TASK GOAL: Isolate every line in the records below with "icon" in it.

──────────

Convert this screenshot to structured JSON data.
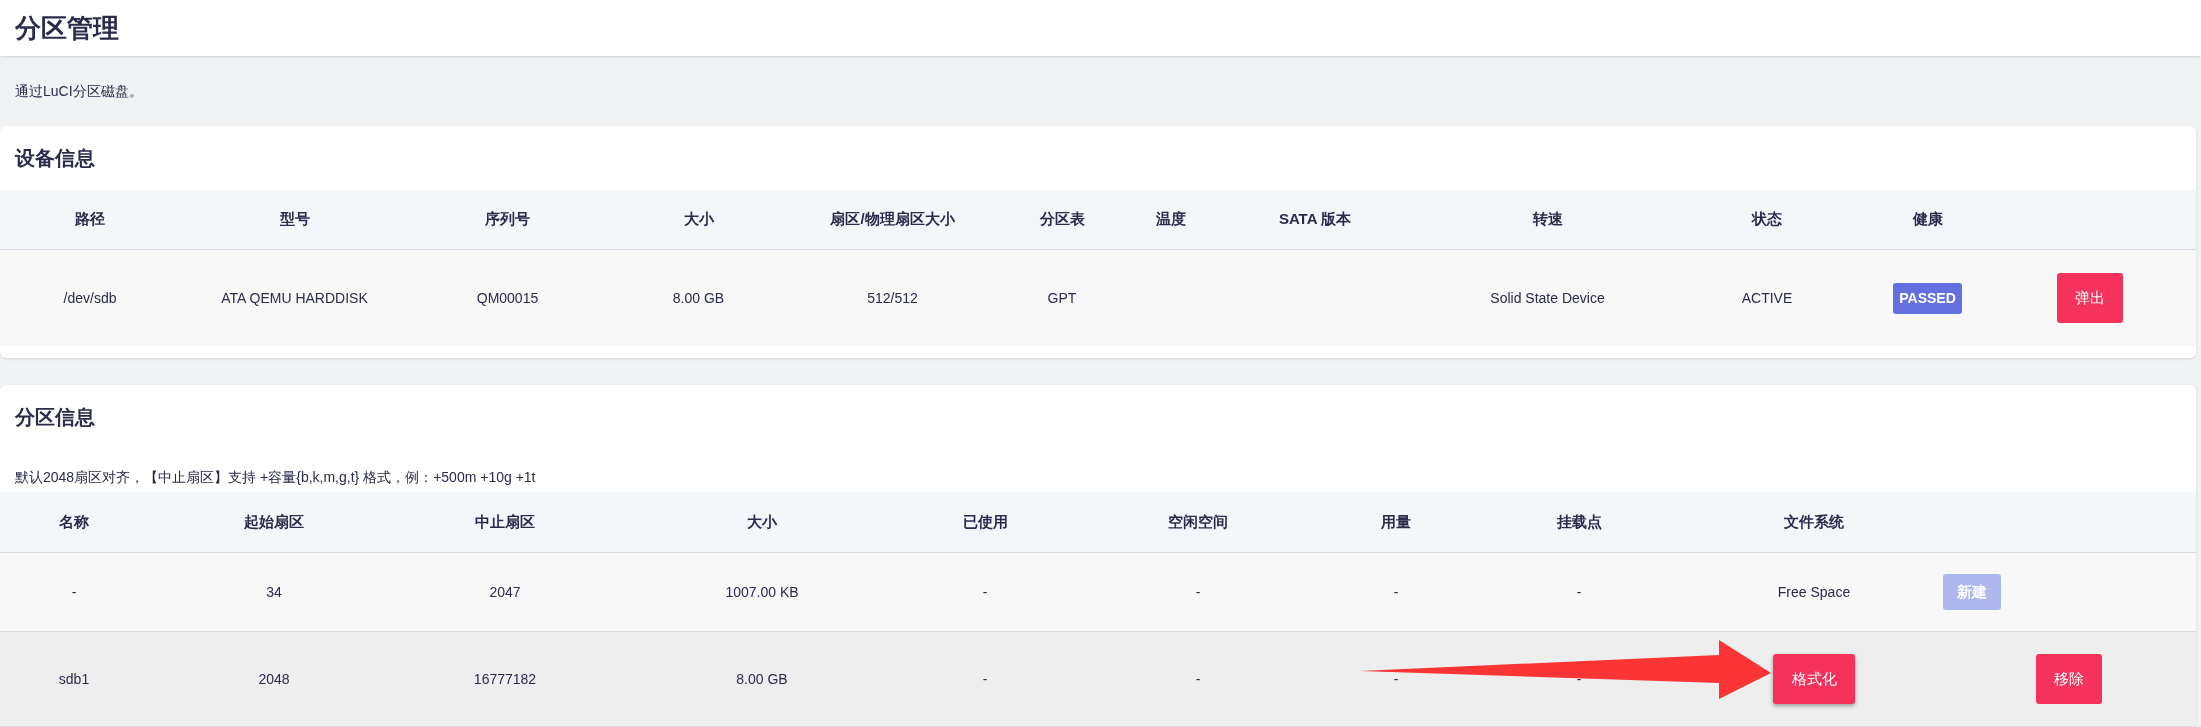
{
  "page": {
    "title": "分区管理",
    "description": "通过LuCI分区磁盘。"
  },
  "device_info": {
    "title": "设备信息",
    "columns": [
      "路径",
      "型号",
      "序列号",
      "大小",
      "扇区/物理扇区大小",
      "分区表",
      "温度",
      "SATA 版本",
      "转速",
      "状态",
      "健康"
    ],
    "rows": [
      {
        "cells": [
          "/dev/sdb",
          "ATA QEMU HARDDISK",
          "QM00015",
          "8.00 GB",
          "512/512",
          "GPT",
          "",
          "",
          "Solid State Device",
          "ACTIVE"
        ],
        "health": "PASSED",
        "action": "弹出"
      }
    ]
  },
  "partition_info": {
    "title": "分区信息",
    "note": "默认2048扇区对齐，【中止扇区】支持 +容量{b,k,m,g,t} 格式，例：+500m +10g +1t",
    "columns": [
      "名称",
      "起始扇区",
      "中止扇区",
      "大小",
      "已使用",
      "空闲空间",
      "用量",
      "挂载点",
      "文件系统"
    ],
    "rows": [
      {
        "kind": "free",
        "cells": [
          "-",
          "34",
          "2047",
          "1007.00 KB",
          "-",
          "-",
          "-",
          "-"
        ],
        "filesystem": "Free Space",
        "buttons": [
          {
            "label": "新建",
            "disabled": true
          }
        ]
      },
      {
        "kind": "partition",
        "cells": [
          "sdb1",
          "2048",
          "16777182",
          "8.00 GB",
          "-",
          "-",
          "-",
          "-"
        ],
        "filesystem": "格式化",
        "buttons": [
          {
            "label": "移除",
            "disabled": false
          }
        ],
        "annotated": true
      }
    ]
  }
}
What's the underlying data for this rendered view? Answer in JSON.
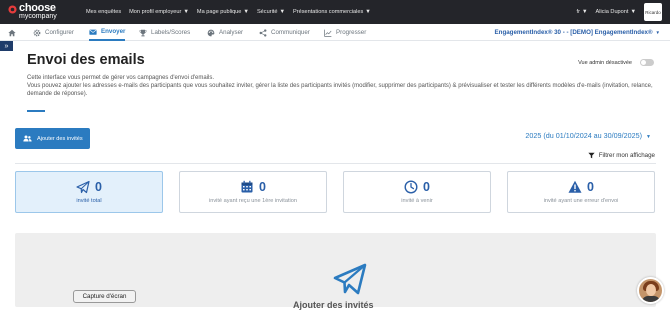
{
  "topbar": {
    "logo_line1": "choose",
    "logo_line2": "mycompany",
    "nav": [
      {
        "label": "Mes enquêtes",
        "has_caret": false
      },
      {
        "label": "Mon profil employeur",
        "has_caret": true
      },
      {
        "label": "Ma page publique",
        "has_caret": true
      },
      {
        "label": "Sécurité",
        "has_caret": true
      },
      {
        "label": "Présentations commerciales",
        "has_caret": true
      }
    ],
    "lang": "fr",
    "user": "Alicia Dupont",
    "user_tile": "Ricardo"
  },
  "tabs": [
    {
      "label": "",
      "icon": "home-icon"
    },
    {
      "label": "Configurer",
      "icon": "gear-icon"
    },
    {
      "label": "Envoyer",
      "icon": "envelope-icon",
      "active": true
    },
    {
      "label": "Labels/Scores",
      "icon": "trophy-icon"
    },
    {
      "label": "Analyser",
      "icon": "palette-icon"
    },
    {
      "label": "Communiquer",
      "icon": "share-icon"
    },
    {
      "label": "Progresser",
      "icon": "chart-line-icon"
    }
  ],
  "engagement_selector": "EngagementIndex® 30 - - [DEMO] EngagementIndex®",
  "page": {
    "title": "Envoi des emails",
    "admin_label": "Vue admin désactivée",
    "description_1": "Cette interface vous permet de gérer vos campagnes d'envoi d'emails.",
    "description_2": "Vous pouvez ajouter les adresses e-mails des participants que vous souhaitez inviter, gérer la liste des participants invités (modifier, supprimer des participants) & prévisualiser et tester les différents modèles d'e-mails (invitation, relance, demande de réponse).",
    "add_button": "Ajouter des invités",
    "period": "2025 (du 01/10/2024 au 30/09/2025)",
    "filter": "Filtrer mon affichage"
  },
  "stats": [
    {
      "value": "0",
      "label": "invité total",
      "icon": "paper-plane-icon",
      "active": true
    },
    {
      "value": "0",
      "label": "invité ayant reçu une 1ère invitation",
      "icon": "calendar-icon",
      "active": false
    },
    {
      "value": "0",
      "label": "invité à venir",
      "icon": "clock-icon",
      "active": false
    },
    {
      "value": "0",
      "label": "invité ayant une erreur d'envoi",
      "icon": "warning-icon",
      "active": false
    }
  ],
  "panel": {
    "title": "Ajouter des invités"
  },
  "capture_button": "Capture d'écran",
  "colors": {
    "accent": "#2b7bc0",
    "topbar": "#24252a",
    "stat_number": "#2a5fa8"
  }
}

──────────

ANSWER SPACE:
      "icon": "home-icon"
      "icon": "gear-icon"
      "icon": "envelope-icon",
      "icon": "trophy-icon"
      "icon": "palette-icon"
      "icon": "share-icon"
      "icon": "chart-line-icon"
      "icon": "paper-plane-icon",
      "icon": "calendar-icon",
      "icon": "clock-icon",
      "icon": "warning-icon",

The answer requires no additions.